I found the effect curiously disappointing. It was as if the confident we-know-how-to-really-do-this bunch of guys behind him managed to turn Chuck Berry's personal style into a more homogenised, all purpose rock and roll sound, less dominated by Chuck himself and more impersonal and industrialised. His normal method was to just show up on his own and whistle up three … in Britain we'd call them pub musicians, and then play, with the backing people just adding whatever they could manage, but with Chuck Berry making all the moves that mattered with his own voice and with his own guitar.

The impression given was that Berry lived and performed as he did because he had a chip on his shoulder about all other members of the human race about a yard deep, ever since he had some underage sex spat with the law and got sent to prison. I wonder. Maybe what he really wanted was to be musically on his own, and he tolerated the attentions of Richards and his swanky rock and roll aristocrat friends not because he really believed in what they were doing for him, but because one week of putting up with these annoying persons would guarantee such a ton of record sales, bioth now and for ever and ever ay-men. In addition to be being a musical and lyrical genius, Berry is also a canny businessman.

The good news was that you could hear Chuck Berry voice, which was still very good and strong, with absolute clarity, and therefore also his truly outstanding lyrics also.

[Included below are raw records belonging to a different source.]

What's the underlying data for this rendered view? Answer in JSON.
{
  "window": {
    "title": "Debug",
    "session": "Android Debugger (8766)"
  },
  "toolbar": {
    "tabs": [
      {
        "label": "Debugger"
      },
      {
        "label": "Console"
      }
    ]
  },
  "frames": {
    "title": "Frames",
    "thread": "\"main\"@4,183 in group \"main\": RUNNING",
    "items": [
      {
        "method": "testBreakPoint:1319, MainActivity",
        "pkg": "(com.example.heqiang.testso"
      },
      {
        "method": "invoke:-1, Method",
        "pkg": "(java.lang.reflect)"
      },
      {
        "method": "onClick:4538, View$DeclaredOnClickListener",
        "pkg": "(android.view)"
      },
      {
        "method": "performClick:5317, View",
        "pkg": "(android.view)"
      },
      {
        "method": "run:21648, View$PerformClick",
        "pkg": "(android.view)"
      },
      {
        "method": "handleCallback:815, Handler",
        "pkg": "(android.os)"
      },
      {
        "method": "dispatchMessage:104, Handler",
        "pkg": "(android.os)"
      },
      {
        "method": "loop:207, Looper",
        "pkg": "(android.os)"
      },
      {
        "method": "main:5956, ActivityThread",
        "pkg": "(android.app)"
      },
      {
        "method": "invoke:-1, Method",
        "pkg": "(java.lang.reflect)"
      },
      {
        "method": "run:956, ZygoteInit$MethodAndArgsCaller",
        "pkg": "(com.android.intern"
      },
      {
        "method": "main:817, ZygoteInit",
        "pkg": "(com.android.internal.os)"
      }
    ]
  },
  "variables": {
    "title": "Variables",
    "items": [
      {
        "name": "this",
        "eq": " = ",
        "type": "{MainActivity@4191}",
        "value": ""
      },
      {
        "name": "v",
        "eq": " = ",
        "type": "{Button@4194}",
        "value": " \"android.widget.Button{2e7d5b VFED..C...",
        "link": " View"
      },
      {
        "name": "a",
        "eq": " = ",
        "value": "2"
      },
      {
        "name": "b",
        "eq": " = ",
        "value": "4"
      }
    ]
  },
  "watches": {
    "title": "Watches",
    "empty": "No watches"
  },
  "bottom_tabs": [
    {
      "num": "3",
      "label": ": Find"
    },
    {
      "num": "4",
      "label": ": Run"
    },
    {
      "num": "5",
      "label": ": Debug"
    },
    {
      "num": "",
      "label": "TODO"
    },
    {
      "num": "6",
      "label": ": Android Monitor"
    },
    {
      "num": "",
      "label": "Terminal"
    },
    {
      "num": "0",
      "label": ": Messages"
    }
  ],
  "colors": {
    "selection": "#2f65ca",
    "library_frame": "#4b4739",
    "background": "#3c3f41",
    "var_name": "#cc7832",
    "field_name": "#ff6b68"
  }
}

Rock and roll lyrics are for many groups a mere excuse for the bloke at the front to yell incoherently and and for the rest of them to thrash away at their instruments and for the audience to wave their arms in the sky and go mad. Who cares what it says? Who cares what it means? The words are usually inaudible anyway, and thank god. Compared to that, last night was a breath of fresh air. Berry came through on this film as the true poet that he is, not just when singing his songs with their perfectly crafted words, with their rhythms exactly fitting the instrumental patterns, but when prefacing a song about a car dealer with a little impromptu piece to camera about his own little car collection, most of it litearally kept under wraps. Dealers won't now give him a decent price, so he's going to hang onto them and then sell them for fifty thousand dollars, with the "fifty thousand dollars" spoken as if it was the last half line of a Shakespeare sonnet, delivered with all the sophistication and poetic beauty of someone like Ian McKellen. It's a big mistake to see Chuck Berry merely as the man who invented headbanger electric rock and roll, even if he pretty much did.

The weather in London now is pretty much as I imagine it down there in the Southern United States, in "Delta Country", very hot and very humid, so it fitted all this perfectly.

Posted by Brian Micklethwait at 04:45 PM
Category: Pop music